Also See:

The Megalesia

Friday April 4, 2014
On this day in ancient history, Romans celebrated the Megalesia.

CC Flickr User Marshall Astor
At first, Rome was just one small city-state in the area of Latin-speaking people known as Latium, on the west side of the peninsula of Italy. She soon spread out, dominating the peninsula. Rome was an almost unstoppable force.... Until Hannibal and the Second Punic War.

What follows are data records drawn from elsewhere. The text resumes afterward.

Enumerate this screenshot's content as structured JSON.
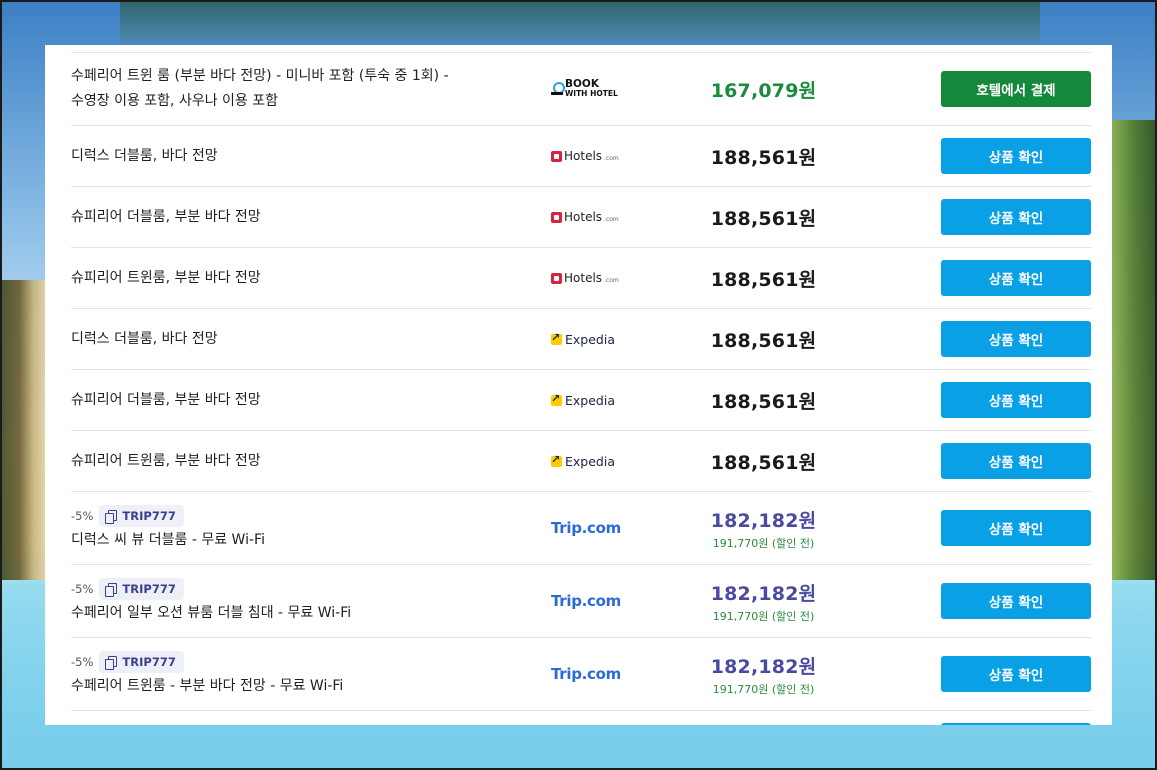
{
  "offers": [
    {
      "name_line1": "수페리어 트윈 룸 (부분 바다 전망) - 미니바 포함 (투숙 중 1회) -",
      "name_line2": "수영장 이용 포함, 사우나 이용 포함",
      "provider": "bookwithhotel",
      "provider_label": "BOOK",
      "provider_label2": "WITH HOTEL",
      "price": "167,079원",
      "price_color": "#1a8a3c",
      "button": "호텔에서 결제",
      "button_color": "#16883c"
    },
    {
      "name": "디럭스 더블룸, 바다 전망",
      "provider": "hotels",
      "provider_label": "Hotels",
      "provider_suffix": ".com",
      "price": "188,561원",
      "button": "상품 확인"
    },
    {
      "name": "슈피리어 더블룸, 부분 바다 전망",
      "provider": "hotels",
      "provider_label": "Hotels",
      "provider_suffix": ".com",
      "price": "188,561원",
      "button": "상품 확인"
    },
    {
      "name": "슈피리어 트윈룸, 부분 바다 전망",
      "provider": "hotels",
      "provider_label": "Hotels",
      "provider_suffix": ".com",
      "price": "188,561원",
      "button": "상품 확인"
    },
    {
      "name": "디럭스 더블룸, 바다 전망",
      "provider": "expedia",
      "provider_label": "Expedia",
      "price": "188,561원",
      "button": "상품 확인"
    },
    {
      "name": "슈피리어 더블룸, 부분 바다 전망",
      "provider": "expedia",
      "provider_label": "Expedia",
      "price": "188,561원",
      "button": "상품 확인"
    },
    {
      "name": "슈피리어 트윈룸, 부분 바다 전망",
      "provider": "expedia",
      "provider_label": "Expedia",
      "price": "188,561원",
      "button": "상품 확인"
    },
    {
      "discount": "-5%",
      "coupon": "TRIP777",
      "name": "디럭스 씨 뷰 더블룸 - 무료 Wi-Fi",
      "provider": "trip",
      "provider_label": "Trip.com",
      "price": "182,182원",
      "original_price": "191,770원 (할인 전)",
      "button": "상품 확인"
    },
    {
      "discount": "-5%",
      "coupon": "TRIP777",
      "name": "수페리어 일부 오션 뷰룸 더블 침대 - 무료 Wi-Fi",
      "provider": "trip",
      "provider_label": "Trip.com",
      "price": "182,182원",
      "original_price": "191,770원 (할인 전)",
      "button": "상품 확인"
    },
    {
      "discount": "-5%",
      "coupon": "TRIP777",
      "name": "수페리어 트윈룸 - 부분 바다 전망 - 무료 Wi-Fi",
      "provider": "trip",
      "provider_label": "Trip.com",
      "price": "182,182원",
      "original_price": "191,770원 (할인 전)",
      "button": "상품 확인"
    }
  ],
  "colors": {
    "primary_button": "#0aa0e6",
    "pay_at_hotel_button": "#16883c",
    "discount_price": "#4a4aa0"
  }
}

Carthage was an obstacle to Italy's control of the Mediterranean and Hannibal's troops were defeating the Romans in battle and terrorizing the countryside. The Romans learned from Hannibal and adapted his techniques. Eventually they defeated him militarily, but before that, they tried a religious technique. They consulted the Sibylline Books, which contained prophecies to guide the Romans. One prophecy concerned a certain Phrygian goddess whose cult in Rome included the April Megalesia.

Also See:

April is the Month of Venus

Tuesday April 1, 2014

Lely's Venus. A 1st or 2nd Century AD Roman copy of a Greek original.
CC Alun Salt at Flickr.com

On the Kalends of April, the Romans celebrated not April Fool's Day, but the Veneralia, a festival to honor Venus. Elaine Fantham's edition of Ovid's Fasti, mentions that Ovid's treatment of the holiday involves "an otherwise unattested ceremony of washing the goddess's image in the running water of the river" as well as other customs, specifically, "bathing garlanded in myrtle," burning incense for the spirit of manly fortune, and supplicating the aspect of Venus known as Venus Verticordia.

More on Venus

Also See:

Join me on Facebook

Top Related Searches
  1. About.com
  2. Education
  3. Ancient / Classical History

©2014 About.com. All rights reserved.